Gillian Shearer is a writer and poet based in the North East of Scotland. She writes in both English and Scots. She initially trained as a nurse and worked in the NHS for several years before studying English Literature at Aberdeen University as a mature student. She then went on to complete a PGDE in Secondary education and an MLitt in Creative Writing.
Her work has appeared in Southlight, Causeway/Cabhsair, Lallans and Northwords Now. In 2019 she facilitated a creative writing workshop for a local cancer charity and she was visiting creative writer at a local community group recording the voices and stories of north east folk. She is currently working on a novel based on the life of the Welsh war poet Alun Lewis as well as a collection of fictional/semi-autobiographical stories based in and around the north east coast of Scotland written in her native Scots.
When not writing she likes to take long walks in her beloved North East where she finds inspiration in the landscape of the Grampians, and the coastal villages and towns of North Aberdeenshire.
You can find her on Twitter(this will open in a new window).
Mony a mickle maks a muckle!
Suzie smiled. It had been one of her granny’s favourite sayings; that and whit’s for ye’ll no go by ye. Whatever that meant, thought Suzie.
Suddenly she saw herself as she was then – a wee girl, scared of her own shadow. At school she’d been the butt of many a playground joke. The carrot-topped hair that stood up like straw had earned her the nickname Brillo Pad and her skinniness too, had brought out the worst in others. Skinnymalinky Sue.
When she’d run the length of the street she knew she’d be safe. Two more steps to granny’s door. I’d gie thaim fit for her granny said, dabbing away Suzie’s tears. Her granny belonged to the war generation and cuidnae thole bullies. Hitler wis the biggest bully o thaim aa.
They’d have their supper in front of the fire. Suzie snuggled up at her granny’s feet. Twa fish suppers, newspaper staining her fingers inky black. Then it was five to five. Telly on.
Crack-er-Jack! Suzie would roar. And granny would shake her head and sigh, nae again. Then she’d pick up her knitting. She’d been working on a scarf for Suzie. And though she’d been working on it for months now, it never seemed to get any bigger. She was forever picking it up and putting it down. Suzie knew it was because her granny had trouble wi her hauns.
Rheumatics her granny would say, loosening her joints one by one. The click, click of her knuckles echoing the click, click of the needles.
Are they sair granny?
Suzie would gaze in wonder at her granny’s hands. The fingers moving like wands. The needles catching the light of the fire as if some strange alchemy moved within them.

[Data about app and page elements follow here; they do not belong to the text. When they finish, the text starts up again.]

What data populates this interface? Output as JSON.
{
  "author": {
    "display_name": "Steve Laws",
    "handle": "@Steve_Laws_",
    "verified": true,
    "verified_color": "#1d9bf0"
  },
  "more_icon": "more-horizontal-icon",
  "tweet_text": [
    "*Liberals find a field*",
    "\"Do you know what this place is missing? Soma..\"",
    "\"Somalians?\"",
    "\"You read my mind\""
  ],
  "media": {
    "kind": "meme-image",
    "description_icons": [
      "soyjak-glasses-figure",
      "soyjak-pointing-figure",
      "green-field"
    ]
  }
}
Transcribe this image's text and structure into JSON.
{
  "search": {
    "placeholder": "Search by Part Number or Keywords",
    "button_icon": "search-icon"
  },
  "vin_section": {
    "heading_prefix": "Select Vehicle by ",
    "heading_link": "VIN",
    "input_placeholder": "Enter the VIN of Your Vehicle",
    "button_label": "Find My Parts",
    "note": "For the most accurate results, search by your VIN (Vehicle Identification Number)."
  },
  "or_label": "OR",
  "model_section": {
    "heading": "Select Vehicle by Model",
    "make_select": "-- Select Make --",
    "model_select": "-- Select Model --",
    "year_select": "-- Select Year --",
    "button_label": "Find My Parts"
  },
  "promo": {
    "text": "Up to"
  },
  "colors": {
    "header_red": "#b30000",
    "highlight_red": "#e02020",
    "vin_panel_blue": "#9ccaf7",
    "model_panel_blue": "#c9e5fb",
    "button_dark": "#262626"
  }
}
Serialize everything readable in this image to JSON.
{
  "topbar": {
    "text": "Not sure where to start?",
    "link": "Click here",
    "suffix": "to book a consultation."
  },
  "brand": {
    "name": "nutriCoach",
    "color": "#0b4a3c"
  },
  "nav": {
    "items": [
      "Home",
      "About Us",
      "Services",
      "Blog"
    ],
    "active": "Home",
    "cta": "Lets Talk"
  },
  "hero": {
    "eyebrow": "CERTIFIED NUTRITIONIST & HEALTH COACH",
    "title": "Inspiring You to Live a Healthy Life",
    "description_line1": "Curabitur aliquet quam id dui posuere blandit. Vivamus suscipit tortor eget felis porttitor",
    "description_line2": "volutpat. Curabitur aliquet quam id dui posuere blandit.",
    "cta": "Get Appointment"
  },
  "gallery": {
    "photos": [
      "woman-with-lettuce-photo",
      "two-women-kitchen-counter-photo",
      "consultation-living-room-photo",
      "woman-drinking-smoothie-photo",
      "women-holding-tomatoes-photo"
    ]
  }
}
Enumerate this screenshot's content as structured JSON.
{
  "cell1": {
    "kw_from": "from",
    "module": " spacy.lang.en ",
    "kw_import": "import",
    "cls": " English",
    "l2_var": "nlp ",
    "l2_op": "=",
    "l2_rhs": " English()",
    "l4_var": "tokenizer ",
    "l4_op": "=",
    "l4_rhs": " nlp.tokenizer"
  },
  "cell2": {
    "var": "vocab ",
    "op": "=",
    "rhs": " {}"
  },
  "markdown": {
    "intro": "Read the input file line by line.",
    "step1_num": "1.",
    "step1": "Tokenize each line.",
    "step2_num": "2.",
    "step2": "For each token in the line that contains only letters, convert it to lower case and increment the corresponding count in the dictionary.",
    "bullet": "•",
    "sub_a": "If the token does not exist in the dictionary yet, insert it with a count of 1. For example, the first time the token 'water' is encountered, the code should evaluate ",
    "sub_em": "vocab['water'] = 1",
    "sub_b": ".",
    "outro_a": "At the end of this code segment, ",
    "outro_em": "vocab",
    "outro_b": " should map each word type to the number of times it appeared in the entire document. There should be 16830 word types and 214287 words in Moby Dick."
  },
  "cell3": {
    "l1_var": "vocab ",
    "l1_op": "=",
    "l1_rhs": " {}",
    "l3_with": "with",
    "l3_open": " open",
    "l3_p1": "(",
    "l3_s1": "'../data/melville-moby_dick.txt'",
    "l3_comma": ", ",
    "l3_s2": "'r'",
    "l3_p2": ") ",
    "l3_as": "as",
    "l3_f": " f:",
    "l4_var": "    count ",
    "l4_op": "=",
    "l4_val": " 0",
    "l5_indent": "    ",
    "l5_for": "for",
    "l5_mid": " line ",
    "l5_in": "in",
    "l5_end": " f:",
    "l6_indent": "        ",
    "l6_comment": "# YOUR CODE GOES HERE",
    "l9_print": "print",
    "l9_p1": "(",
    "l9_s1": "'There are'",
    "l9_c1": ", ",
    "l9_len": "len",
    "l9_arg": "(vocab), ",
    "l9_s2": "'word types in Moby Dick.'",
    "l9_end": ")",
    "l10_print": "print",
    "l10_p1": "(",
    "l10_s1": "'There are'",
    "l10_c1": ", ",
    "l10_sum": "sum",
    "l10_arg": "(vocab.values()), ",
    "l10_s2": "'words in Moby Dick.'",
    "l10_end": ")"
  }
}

Magic thought Suzie.
'I still can’t believe it! I’m so honoured to be selected for a New Writers Award. To move that bit closer to completing my novel with the support of the Scottish Book Trust is a dream come true.'